Even if military AI systems work exactly as intended, is it ethical to give machines the authority to destroy and kill? Work, the former defense deputy secretary, insists the U.S. military is strictly committed to keeping a human decision-maker in the “kill chain” so that no weapon will pick a target and fire on its own without an OK. But other nations may not be as careful, he says. “As far as we know, the U.S. military is the only one that has established ethical principles for AI.”
Twenty-two nations have asked the United Nations to ban automated weapons capable of operating outside human oversight, but so far no agreements have been signed. Human Rights Watch and other advocacy groups have called for similar bans to no avail. If Russia, China and others give AI weapons the authority to choose targets, the U.S. may face a choice: go along or operate at a military disadvantage.
That sets up a race-to-the-bottom in which the least ethical or most careless adversary—one that is most aggressive about fielding AI-enabled weaponry, regardless of reliability and safeguards—forces others to follow suit. Nuclear weapons could be placed under the control of flawed AI systems that watch for signs that someone else’s AI nukes are about to launch. AI is “increasing the risk of inadvertent or accidental escalation caused by misperception or miscalculation,” says James Johnson, a foreign-policy researcher at Ireland’s Dublin City University and author of Artificial Intelligence and the Future of Warfare. (Manchester University Press, September 2021).

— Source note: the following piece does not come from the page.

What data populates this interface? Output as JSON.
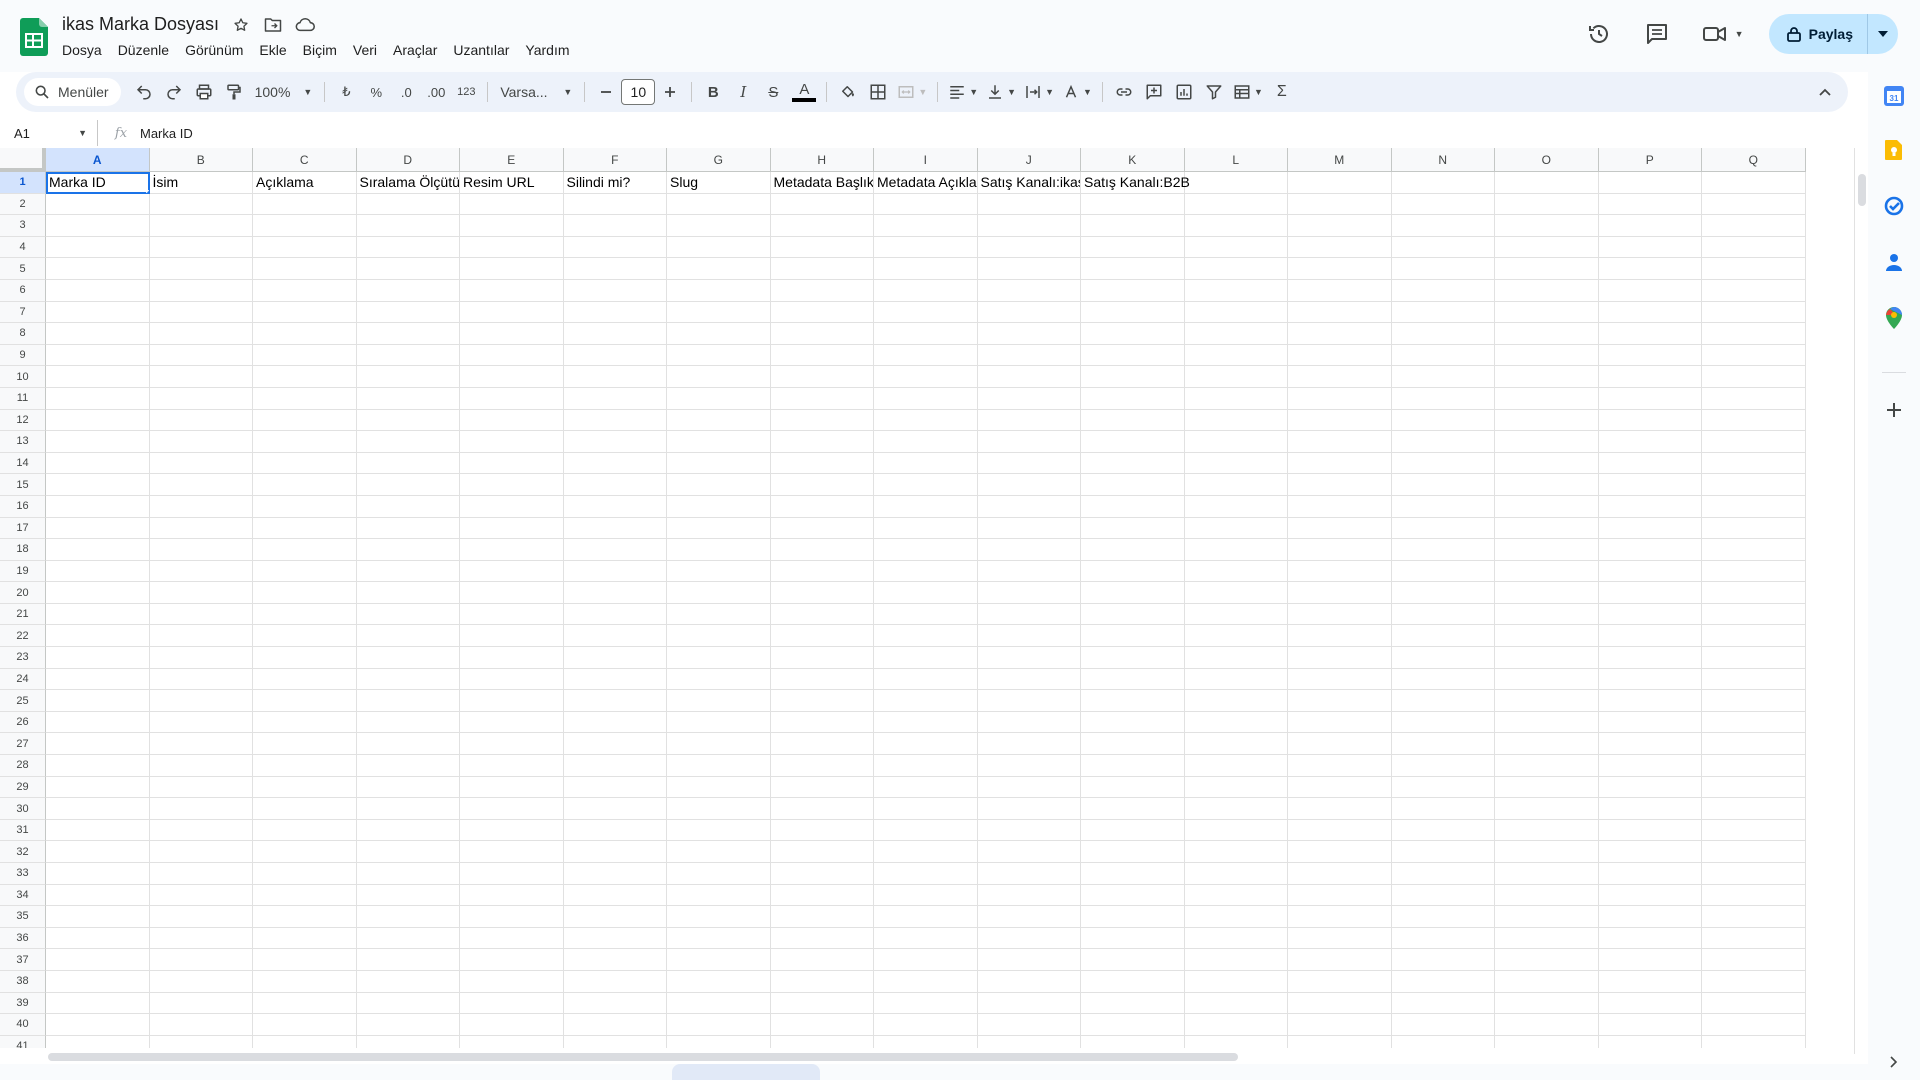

Both the U.S. and Russia have repeatedly refused to allow the United Nations’ Convention on Certain Conventional Weapons (CCW), the main international body for weapons agreements, to ban lethal AI-controlled weapons. Meetings to discuss revisiting the CCW are planned for December, but there’s little optimism an agreement will be reached; among the most powerful nations, only China has expressed support for such a treaty. NATO nations have discussed the possibility of an agreement, but nothing definite has emerged. If the U.S. is negotiating AI weapons separately with other countries, there’s little public word of it.
Even if diplomatic efforts led to limits on the use of AI, verifying adherence would be far more difficult than, say, inspecting nuclear missile silos. Military leaders in a hostile, competitive world are not known for their ability to resist advanced weaponry, regardless of consequences.